━━━━━ DATA SHOWN ━━━━━

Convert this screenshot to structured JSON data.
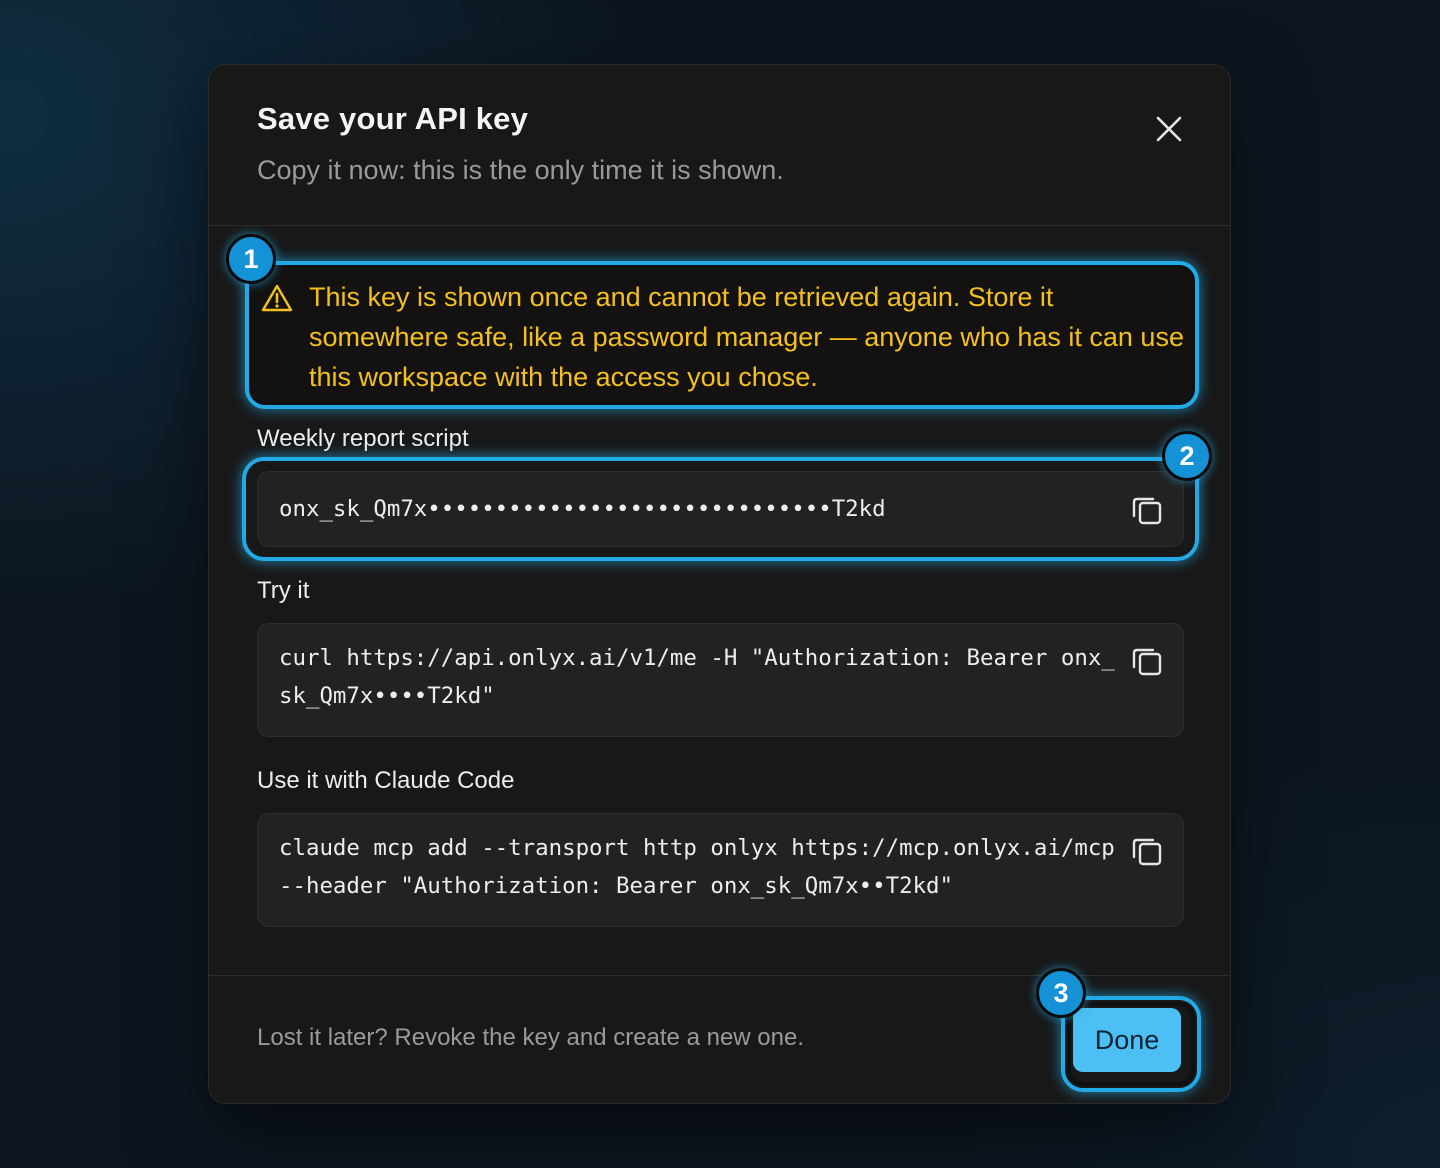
{
  "dialog": {
    "title": "Save your API key",
    "subtitle": "Copy it now: this is the only time it is shown."
  },
  "warning": {
    "icon": "warning-triangle-icon",
    "text": "This key is shown once and cannot be retrieved again. Store it somewhere safe, like a password manager — anyone who has it can use this workspace with the access you chose."
  },
  "key": {
    "label": "Weekly report script",
    "value": "onx_sk_Qm7x••••••••••••••••••••••••••••••T2kd"
  },
  "try_it": {
    "label": "Try it",
    "command": "curl https://api.onlyx.ai/v1/me -H \"Authorization: Bearer onx_sk_Qm7x••••T2kd\""
  },
  "claude_code": {
    "label": "Use it with Claude Code",
    "command": "claude mcp add --transport http onlyx https://mcp.onlyx.ai/mcp --header \"Authorization: Bearer onx_sk_Qm7x••T2kd\""
  },
  "footer": {
    "note": "Lost it later? Revoke the key and create a new one.",
    "done_label": "Done"
  },
  "steps": [
    "1",
    "2",
    "3"
  ],
  "colors": {
    "accent_highlight": "#23a9e6",
    "warning_text": "#f4c01e",
    "done_button": "#4cc0f5",
    "badge": "#1591d6"
  }
}
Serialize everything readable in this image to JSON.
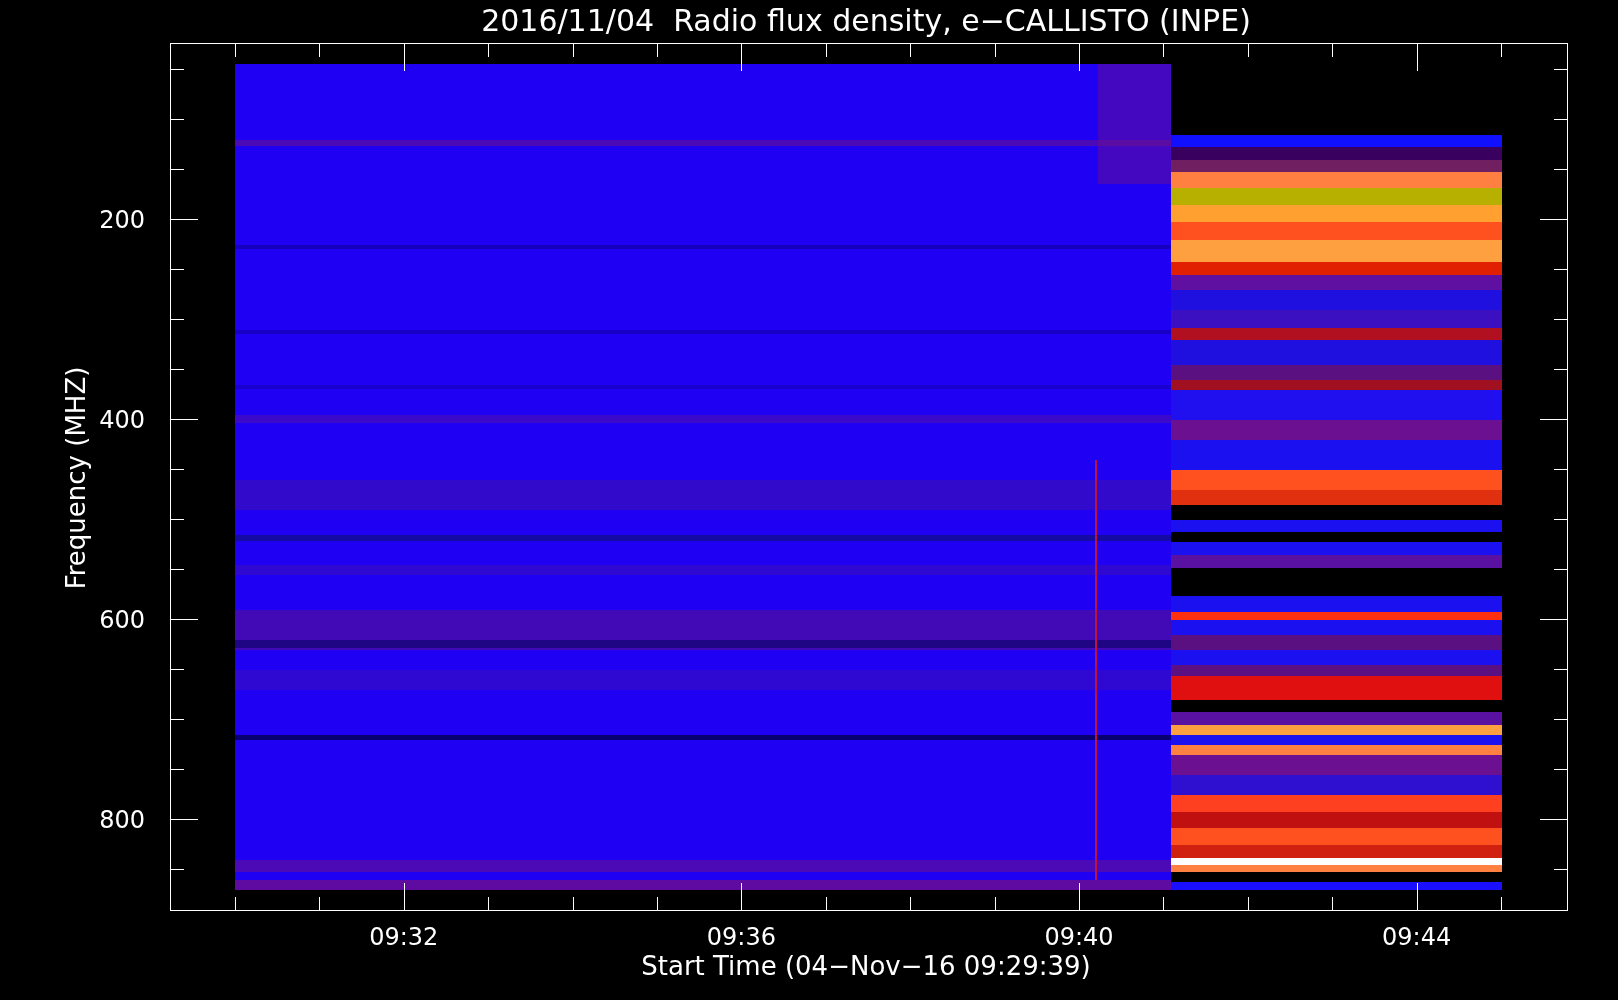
{
  "plot": {
    "title": "2016/11/04  Radio flux density, e−CALLISTO (INPE)",
    "ylabel": "Frequency (MHZ)",
    "xlabel": "Start Time (04−Nov−16 09:29:39)",
    "yticks": [
      "200",
      "400",
      "600",
      "800"
    ],
    "xticks": [
      "09:32",
      "09:36",
      "09:40",
      "09:44"
    ]
  }
}
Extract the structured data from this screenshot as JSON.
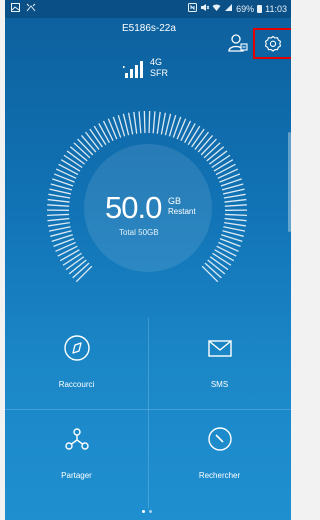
{
  "status_bar": {
    "left_icons": [
      "image-icon",
      "wifi-direct-icon"
    ],
    "right_icons": [
      "nfc-icon",
      "mute-icon",
      "wifi-icon",
      "signal-icon"
    ],
    "battery": "69%",
    "time": "11:03"
  },
  "header": {
    "device_name": "E5186s-22a",
    "user_icon": "users-icon",
    "settings_icon": "gear-icon",
    "highlight_color": "#e00000"
  },
  "network": {
    "type": "4G",
    "operator": "SFR"
  },
  "data_usage": {
    "value": "50.0",
    "unit": "GB",
    "remaining_label": "Restant",
    "total_label": "Total 50GB",
    "remaining_fraction": 1.0
  },
  "shortcuts": [
    {
      "label": "Raccourci",
      "icon": "compass-icon"
    },
    {
      "label": "SMS",
      "icon": "envelope-icon"
    },
    {
      "label": "Partager",
      "icon": "share-icon"
    },
    {
      "label": "Rechercher",
      "icon": "search-icon"
    }
  ],
  "pager": {
    "pages": 2,
    "active": 0
  },
  "colors": {
    "background": "#1173b5",
    "accent": "#ffffff"
  }
}
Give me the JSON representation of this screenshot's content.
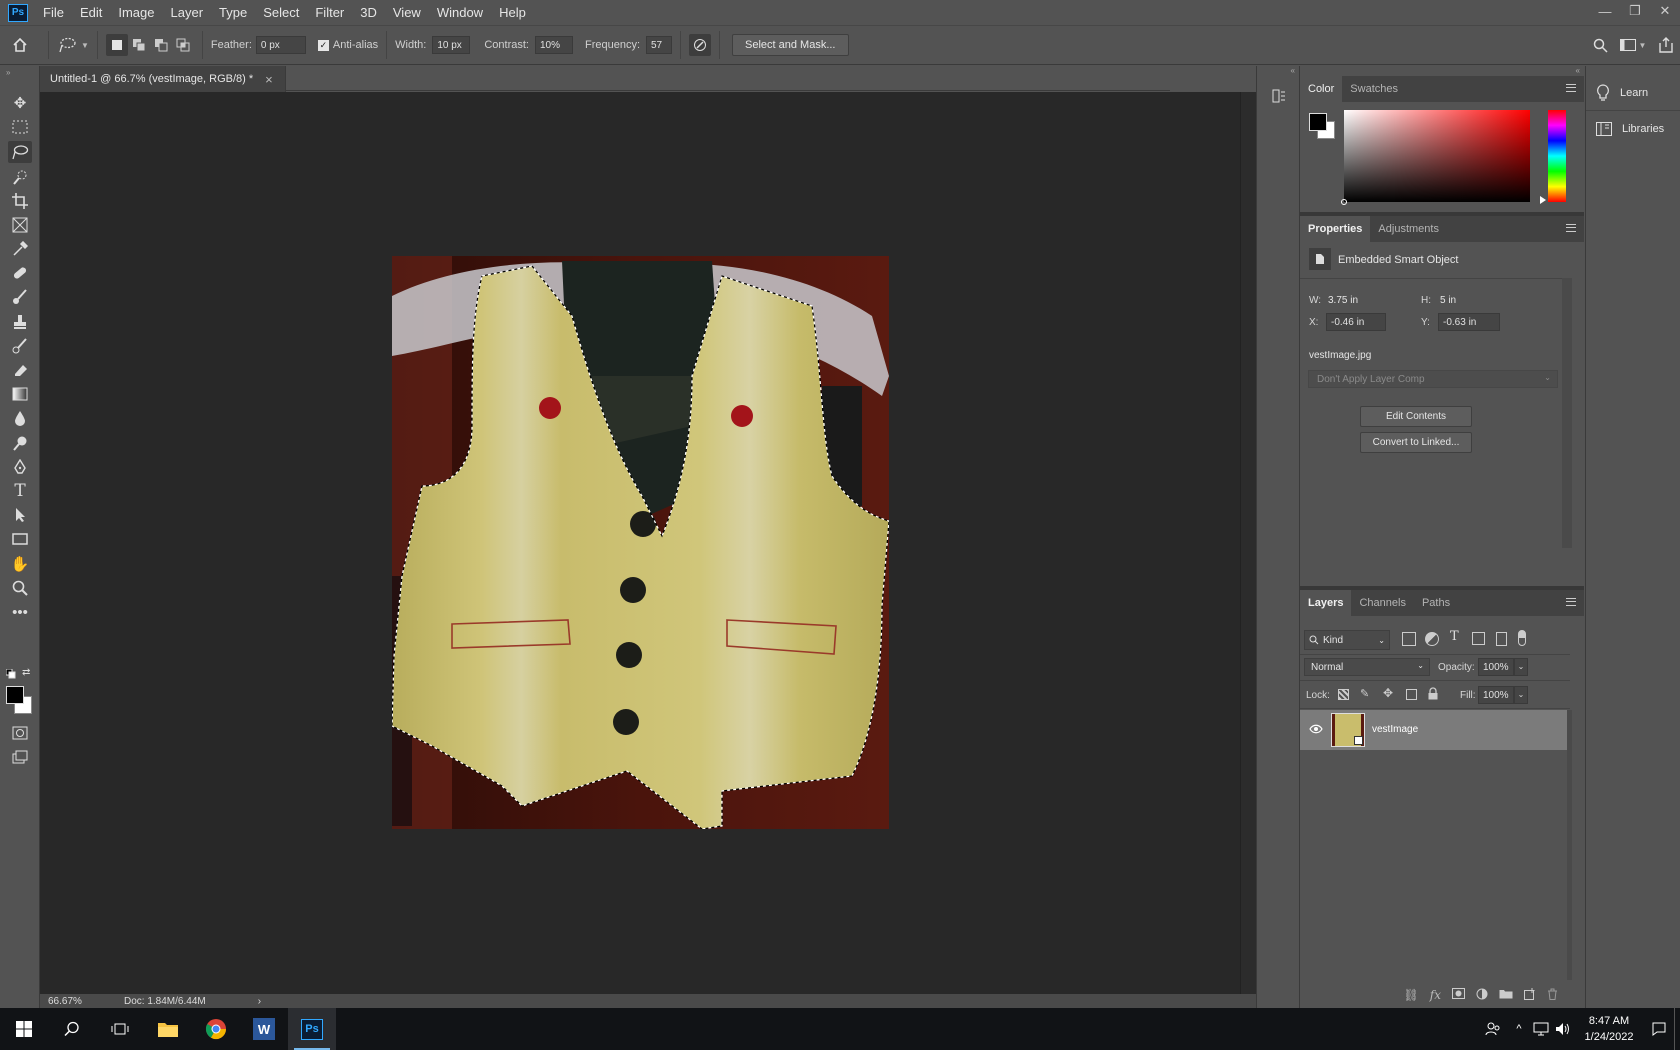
{
  "app": {
    "logo": "Ps"
  },
  "menu": [
    "File",
    "Edit",
    "Image",
    "Layer",
    "Type",
    "Select",
    "Filter",
    "3D",
    "View",
    "Window",
    "Help"
  ],
  "options": {
    "feather_label": "Feather:",
    "feather_value": "0 px",
    "antialias_label": "Anti-alias",
    "antialias_checked": true,
    "width_label": "Width:",
    "width_value": "10 px",
    "contrast_label": "Contrast:",
    "contrast_value": "10%",
    "frequency_label": "Frequency:",
    "frequency_value": "57",
    "select_mask_label": "Select and Mask..."
  },
  "document": {
    "tab_title": "Untitled-1 @ 66.7% (vestImage, RGB/8) *",
    "close_glyph": "×",
    "zoom": "66.67%",
    "doc_info": "Doc: 1.84M/6.44M",
    "status_arrow": "›"
  },
  "color_panel": {
    "tabs": [
      "Color",
      "Swatches"
    ],
    "active": "Color",
    "hue_color": "#ff0000"
  },
  "properties_panel": {
    "tabs": [
      "Properties",
      "Adjustments"
    ],
    "active": "Properties",
    "type_label": "Embedded Smart Object",
    "w_label": "W:",
    "w_value": "3.75 in",
    "h_label": "H:",
    "h_value": "5 in",
    "x_label": "X:",
    "x_value": "-0.46 in",
    "y_label": "Y:",
    "y_value": "-0.63 in",
    "filename": "vestImage.jpg",
    "layer_comp": "Don't Apply Layer Comp",
    "edit_contents": "Edit Contents",
    "convert_linked": "Convert to Linked..."
  },
  "layers_panel": {
    "tabs": [
      "Layers",
      "Channels",
      "Paths"
    ],
    "active": "Layers",
    "kind_label": "Kind",
    "blend_mode": "Normal",
    "opacity_label": "Opacity:",
    "opacity_value": "100%",
    "lock_label": "Lock:",
    "fill_label": "Fill:",
    "fill_value": "100%",
    "layers": [
      {
        "name": "vestImage",
        "visible": true
      }
    ]
  },
  "side_panel": {
    "learn": "Learn",
    "libraries": "Libraries"
  },
  "taskbar": {
    "time": "8:47 AM",
    "date": "1/24/2022"
  }
}
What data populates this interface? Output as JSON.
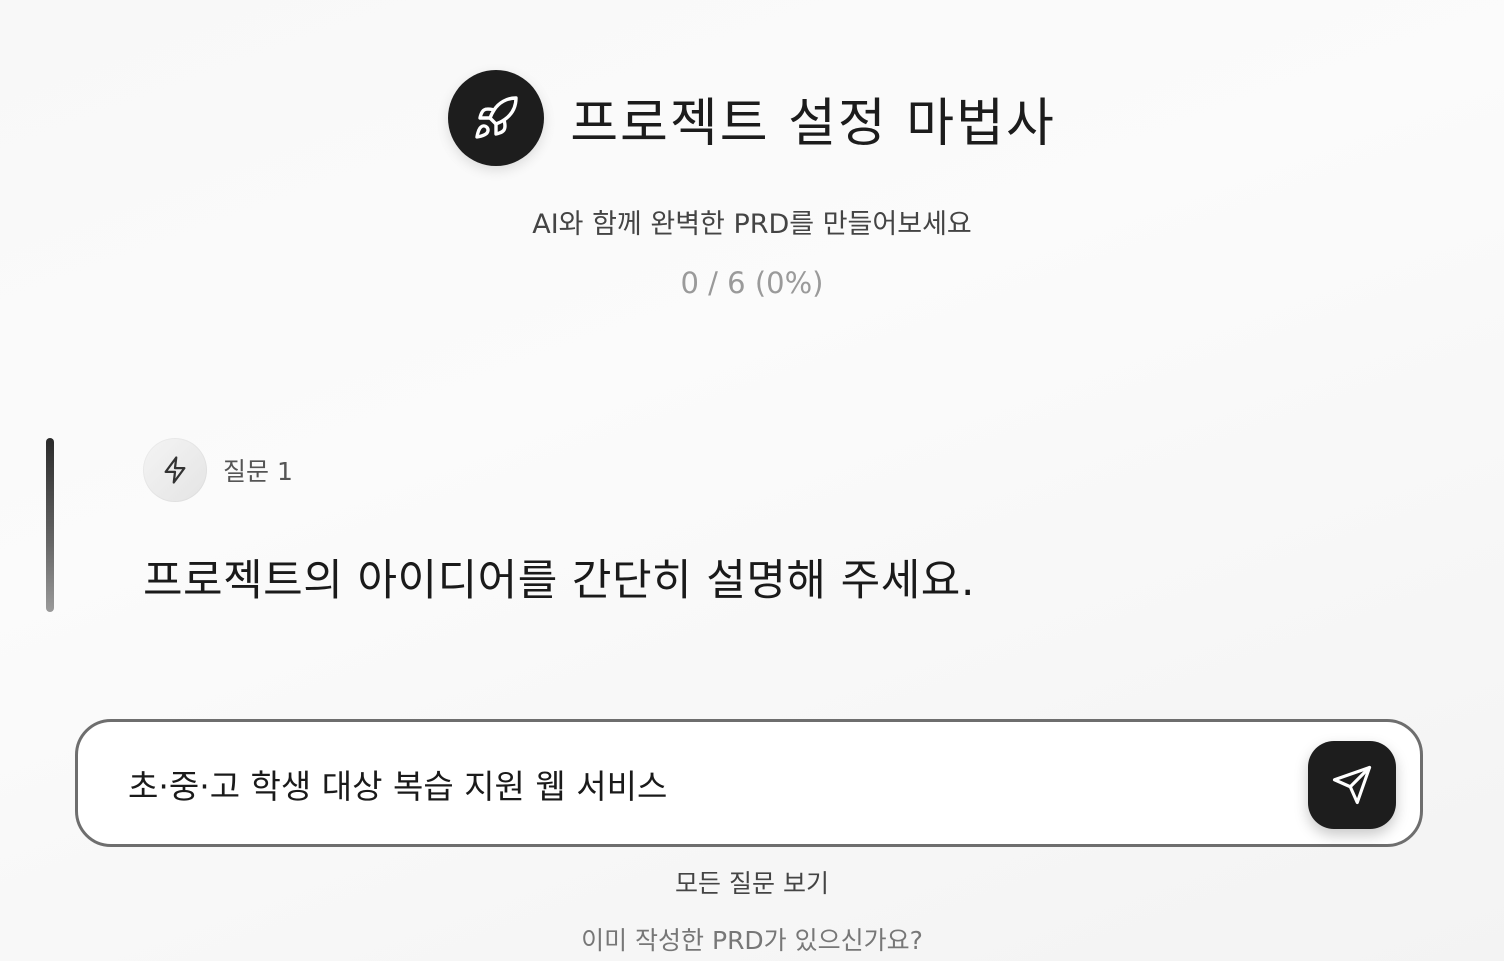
{
  "header": {
    "title": "프로젝트 설정 마법사",
    "subtitle": "AI와 함께 완벽한 PRD를 만들어보세요",
    "progress_text": "0 / 6 (0%)",
    "progress": {
      "current": 0,
      "total": 6,
      "percent": 0
    },
    "logo_icon": "rocket-icon"
  },
  "question": {
    "badge_icon": "bolt-icon",
    "number_label": "질문 1",
    "text": "프로젝트의 아이디어를 간단히 설명해 주세요."
  },
  "answer": {
    "value": "초·중·고 학생 대상 복습 지원 웹 서비스",
    "send_icon": "send-icon"
  },
  "footer": {
    "view_all_label": "모든 질문 보기",
    "existing_prd_label": "이미 작성한 PRD가 있으신가요?"
  },
  "colors": {
    "accent": "#1d1d1d",
    "text_primary": "#1a1a1a",
    "text_muted": "#9a9a9a",
    "border": "#6e6e6e"
  }
}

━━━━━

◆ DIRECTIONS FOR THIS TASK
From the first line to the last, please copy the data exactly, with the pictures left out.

◆ ANSWER SECTION
Convert this screenshot to structured JSON data.
{
  "dialog": {
    "title": "Save your API key",
    "subtitle": "Copy it now: this is the only time it is shown."
  },
  "warning": {
    "icon": "warning-triangle-icon",
    "text": "This key is shown once and cannot be retrieved again. Store it somewhere safe, like a password manager — anyone who has it can use this workspace with the access you chose."
  },
  "key": {
    "label": "Weekly report script",
    "value": "onx_sk_Qm7x••••••••••••••••••••••••••••••T2kd"
  },
  "try_it": {
    "label": "Try it",
    "command": "curl https://api.onlyx.ai/v1/me -H \"Authorization: Bearer onx_sk_Qm7x••••T2kd\""
  },
  "claude_code": {
    "label": "Use it with Claude Code",
    "command": "claude mcp add --transport http onlyx https://mcp.onlyx.ai/mcp --header \"Authorization: Bearer onx_sk_Qm7x••T2kd\""
  },
  "footer": {
    "note": "Lost it later? Revoke the key and create a new one.",
    "done_label": "Done"
  },
  "steps": [
    "1",
    "2",
    "3"
  ],
  "colors": {
    "accent_highlight": "#23a9e6",
    "warning_text": "#f4c01e",
    "done_button": "#4cc0f5",
    "badge": "#1591d6"
  }
}
Serialize everything readable in this image to JSON.
{
  "plot": {
    "title": "2016/11/04  Radio flux density, e−CALLISTO (INPE)",
    "ylabel": "Frequency (MHZ)",
    "xlabel": "Start Time (04−Nov−16 09:29:39)",
    "yticks": [
      "200",
      "400",
      "600",
      "800"
    ],
    "xticks": [
      "09:32",
      "09:36",
      "09:40",
      "09:44"
    ]
  }
}
Extract the structured data from this screenshot as JSON.
{
  "status_bar": {
    "left_icons": [
      "image-icon",
      "wifi-direct-icon"
    ],
    "right_icons": [
      "nfc-icon",
      "mute-icon",
      "wifi-icon",
      "signal-icon"
    ],
    "battery": "69%",
    "time": "11:03"
  },
  "header": {
    "device_name": "E5186s-22a",
    "user_icon": "users-icon",
    "settings_icon": "gear-icon",
    "highlight_color": "#e00000"
  },
  "network": {
    "type": "4G",
    "operator": "SFR"
  },
  "data_usage": {
    "value": "50.0",
    "unit": "GB",
    "remaining_label": "Restant",
    "total_label": "Total 50GB",
    "remaining_fraction": 1.0
  },
  "shortcuts": [
    {
      "label": "Raccourci",
      "icon": "compass-icon"
    },
    {
      "label": "SMS",
      "icon": "envelope-icon"
    },
    {
      "label": "Partager",
      "icon": "share-icon"
    },
    {
      "label": "Rechercher",
      "icon": "search-icon"
    }
  ],
  "pager": {
    "pages": 2,
    "active": 0
  },
  "colors": {
    "background": "#1173b5",
    "accent": "#ffffff"
  }
}
Give me the JSON representation of this screenshot's content.
{
  "app": {
    "logo": "Ps"
  },
  "menu": [
    "File",
    "Edit",
    "Image",
    "Layer",
    "Type",
    "Select",
    "Filter",
    "3D",
    "View",
    "Window",
    "Help"
  ],
  "options": {
    "feather_label": "Feather:",
    "feather_value": "0 px",
    "antialias_label": "Anti-alias",
    "antialias_checked": true,
    "width_label": "Width:",
    "width_value": "10 px",
    "contrast_label": "Contrast:",
    "contrast_value": "10%",
    "frequency_label": "Frequency:",
    "frequency_value": "57",
    "select_mask_label": "Select and Mask..."
  },
  "document": {
    "tab_title": "Untitled-1 @ 66.7% (vestImage, RGB/8) *",
    "close_glyph": "×",
    "zoom": "66.67%",
    "doc_info": "Doc: 1.84M/6.44M",
    "status_arrow": "›"
  },
  "color_panel": {
    "tabs": [
      "Color",
      "Swatches"
    ],
    "active": "Color",
    "hue_color": "#ff0000"
  },
  "properties_panel": {
    "tabs": [
      "Properties",
      "Adjustments"
    ],
    "active": "Properties",
    "type_label": "Embedded Smart Object",
    "w_label": "W:",
    "w_value": "3.75 in",
    "h_label": "H:",
    "h_value": "5 in",
    "x_label": "X:",
    "x_value": "-0.46 in",
    "y_label": "Y:",
    "y_value": "-0.63 in",
    "filename": "vestImage.jpg",
    "layer_comp": "Don't Apply Layer Comp",
    "edit_contents": "Edit Contents",
    "convert_linked": "Convert to Linked..."
  },
  "layers_panel": {
    "tabs": [
      "Layers",
      "Channels",
      "Paths"
    ],
    "active": "Layers",
    "kind_label": "Kind",
    "blend_mode": "Normal",
    "opacity_label": "Opacity:",
    "opacity_value": "100%",
    "lock_label": "Lock:",
    "fill_label": "Fill:",
    "fill_value": "100%",
    "layers": [
      {
        "name": "vestImage",
        "visible": true
      }
    ]
  },
  "side_panel": {
    "learn": "Learn",
    "libraries": "Libraries"
  },
  "taskbar": {
    "time": "8:47 AM",
    "date": "1/24/2022"
  }
}
What data populates this interface? Output as JSON.
{
  "header": {
    "title": "프로젝트 설정 마법사",
    "subtitle": "AI와 함께 완벽한 PRD를 만들어보세요",
    "progress_text": "0 / 6 (0%)",
    "progress": {
      "current": 0,
      "total": 6,
      "percent": 0
    },
    "logo_icon": "rocket-icon"
  },
  "question": {
    "badge_icon": "bolt-icon",
    "number_label": "질문 1",
    "text": "프로젝트의 아이디어를 간단히 설명해 주세요."
  },
  "answer": {
    "value": "초·중·고 학생 대상 복습 지원 웹 서비스",
    "send_icon": "send-icon"
  },
  "footer": {
    "view_all_label": "모든 질문 보기",
    "existing_prd_label": "이미 작성한 PRD가 있으신가요?"
  },
  "colors": {
    "accent": "#1d1d1d",
    "text_primary": "#1a1a1a",
    "text_muted": "#9a9a9a",
    "border": "#6e6e6e"
  }
}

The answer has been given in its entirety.